Other members of Su-shun's party were punished lightly. Ching-shou was spared, probably because he was I-hsin's brother-in-law. The four Grand Councilors were discharged from their offices. Ch'ên Fu-ên, regarded as a close associate of Su-shun, was banished to Ili where he was murdered in 1866 by bandits. A son of Ch'i-ying asked that his father's name be cleared, but this was denied on the ground that the father had in any case deserved punishment.
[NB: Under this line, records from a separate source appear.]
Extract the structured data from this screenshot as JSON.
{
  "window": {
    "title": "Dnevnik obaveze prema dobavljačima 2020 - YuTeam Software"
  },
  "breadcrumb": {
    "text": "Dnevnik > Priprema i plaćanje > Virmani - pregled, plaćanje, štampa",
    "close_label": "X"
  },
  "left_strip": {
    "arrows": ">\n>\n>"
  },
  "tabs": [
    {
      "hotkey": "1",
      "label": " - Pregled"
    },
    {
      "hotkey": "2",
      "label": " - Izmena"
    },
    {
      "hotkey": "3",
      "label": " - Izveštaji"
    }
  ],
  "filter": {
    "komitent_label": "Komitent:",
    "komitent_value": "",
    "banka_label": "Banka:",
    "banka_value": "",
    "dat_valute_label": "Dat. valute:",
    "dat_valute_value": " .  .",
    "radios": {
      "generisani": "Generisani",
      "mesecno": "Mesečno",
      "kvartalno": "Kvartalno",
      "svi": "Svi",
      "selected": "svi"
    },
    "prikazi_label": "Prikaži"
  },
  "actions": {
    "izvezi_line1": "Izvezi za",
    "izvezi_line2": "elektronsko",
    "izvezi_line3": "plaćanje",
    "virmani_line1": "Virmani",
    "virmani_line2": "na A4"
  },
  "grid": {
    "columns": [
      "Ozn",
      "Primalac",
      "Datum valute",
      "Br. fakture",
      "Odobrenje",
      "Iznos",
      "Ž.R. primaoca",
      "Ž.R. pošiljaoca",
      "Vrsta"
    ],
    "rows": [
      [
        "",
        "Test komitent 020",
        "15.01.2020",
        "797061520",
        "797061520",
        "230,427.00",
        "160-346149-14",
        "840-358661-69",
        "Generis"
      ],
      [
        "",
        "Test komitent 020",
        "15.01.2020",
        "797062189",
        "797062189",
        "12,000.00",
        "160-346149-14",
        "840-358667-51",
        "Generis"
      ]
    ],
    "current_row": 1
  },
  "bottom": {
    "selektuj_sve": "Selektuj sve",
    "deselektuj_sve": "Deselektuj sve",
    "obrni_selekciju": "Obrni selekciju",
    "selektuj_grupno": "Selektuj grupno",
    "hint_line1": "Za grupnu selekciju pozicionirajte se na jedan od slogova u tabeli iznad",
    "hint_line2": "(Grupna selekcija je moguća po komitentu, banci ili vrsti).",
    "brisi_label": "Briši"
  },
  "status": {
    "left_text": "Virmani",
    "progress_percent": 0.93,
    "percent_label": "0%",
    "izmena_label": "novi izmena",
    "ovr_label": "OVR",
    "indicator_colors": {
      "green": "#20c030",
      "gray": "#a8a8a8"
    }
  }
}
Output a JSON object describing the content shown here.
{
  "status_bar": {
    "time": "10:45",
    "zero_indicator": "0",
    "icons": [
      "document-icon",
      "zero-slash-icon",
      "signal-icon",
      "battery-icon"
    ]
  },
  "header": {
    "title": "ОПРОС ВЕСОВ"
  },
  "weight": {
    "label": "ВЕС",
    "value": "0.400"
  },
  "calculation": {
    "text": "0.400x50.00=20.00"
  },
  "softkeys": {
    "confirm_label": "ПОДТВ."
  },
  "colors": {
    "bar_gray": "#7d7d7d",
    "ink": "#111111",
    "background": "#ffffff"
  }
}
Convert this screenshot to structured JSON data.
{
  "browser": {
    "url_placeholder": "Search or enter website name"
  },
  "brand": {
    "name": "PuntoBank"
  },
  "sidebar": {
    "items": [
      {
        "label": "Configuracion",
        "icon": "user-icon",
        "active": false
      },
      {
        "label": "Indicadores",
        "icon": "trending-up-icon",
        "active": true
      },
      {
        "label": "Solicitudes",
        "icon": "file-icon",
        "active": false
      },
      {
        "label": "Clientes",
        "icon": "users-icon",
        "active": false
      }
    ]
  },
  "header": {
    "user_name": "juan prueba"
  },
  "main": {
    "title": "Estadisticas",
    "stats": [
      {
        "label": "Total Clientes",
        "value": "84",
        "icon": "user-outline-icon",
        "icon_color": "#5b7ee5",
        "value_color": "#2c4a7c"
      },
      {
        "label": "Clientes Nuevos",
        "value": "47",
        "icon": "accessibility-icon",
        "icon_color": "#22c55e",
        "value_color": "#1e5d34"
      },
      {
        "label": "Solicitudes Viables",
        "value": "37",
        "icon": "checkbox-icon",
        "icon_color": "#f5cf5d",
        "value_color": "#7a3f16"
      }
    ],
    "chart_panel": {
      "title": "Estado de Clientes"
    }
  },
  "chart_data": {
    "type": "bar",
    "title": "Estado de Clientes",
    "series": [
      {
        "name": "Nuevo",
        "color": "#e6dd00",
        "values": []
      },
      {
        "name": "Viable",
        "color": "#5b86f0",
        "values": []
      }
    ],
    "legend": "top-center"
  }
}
The death penalty for Ch'i-ying had admittedly been too severe, and for Su-shun's part in it his descendants were forbidden to hold office.
The downfall of Su-shun resulted in the regency of the two Empresses and finally in the concentration of almost all power in the person of Empress Hsiao-ch'in. It is owing to her vindictiveness perhaps that the official reports relating to Su-shun are unfavorable to him. But in the opinion of Hsüeh Fu-ch'êng [q. v.] Su-shun was a real statesman, and the victory of the Government over the Taiping Rebels was due at least in part to his policy of recommending and putting absolute trust in a few talented Chinese such as Hu Lin-i, Tsêng Kuo-fan and Tso Tsung-t'ang [qq. v.]. Su-shun was apparently on good terms with the secretary-teachers in his home—men like Kao Hsin-k'uei 高心夔 ( 碧湄, 1835–1883), Shêng K'ang (see under Ho Ch'ang-ling), Kuo Sung-tao [q. v.], and Wang K'ai-yün 王闓運 ( 壬秋, 壬甫, Jan. 1833–1916)—and on many questions he accepted their advice.
Su-shun had another older brother, Ên-hua 恩華 (Ch'i-shan [q. v.] and others in combating the Taipings. Later in 1853, he was transferred to northern Honan where he won a battle over the rebels, but was soon cashiered for his failure to reach Chihli in time to stem the rebel advance. He was then allowed to redeem himself by serving under Sêng-ko-lin-ch'in, but died a few months later. He left a volume of verse entitled 求眞是齋詩草 Ch'iu-chên-shih chai shih-ts'ao, 2 chüan, printed in 1861.緘庵, d. 1854), who attained some note. Having served in various posts after 1833, he was made president of the Colonial Court (1853) and was sent to Yangchow to help
[1/393/1a; 2/47/27b; 1/221/11b; Li Tz'ŭ-ming [q. v.], Yüeh-man-t'ang jih-chi, pu, 己/89a, 庚上/21b, 庚末, 辛上/1a, 91a, 95a, 107b, 辛下/12b–31b; Rennie, D. F., Peking and the Pekingese (1865), vol. 2, pp. 1252–66; Hsüeh Fu-ch'êng [q. v.], Yung-an pi-chi, chüan 1; Wang Kai-yün, 湘綺樓詩集 Hsiang-ch'i lou shih-chi, 7/5a, 19b; idem., 王志 Wang-chih, 1/39a; idem., 祺祥祕辛 Ch'i-hsiang mi-hsin in 安雅 An-ya, vol. 1, nos. 5,7,9,11 (1935); Lo Tun-jung 羅惇曧 (d. 1924), 賓退隨筆 Pin-t'ui sui-pi, in 庸言 Yung-yen, vol. 2, no. 5 (1914).]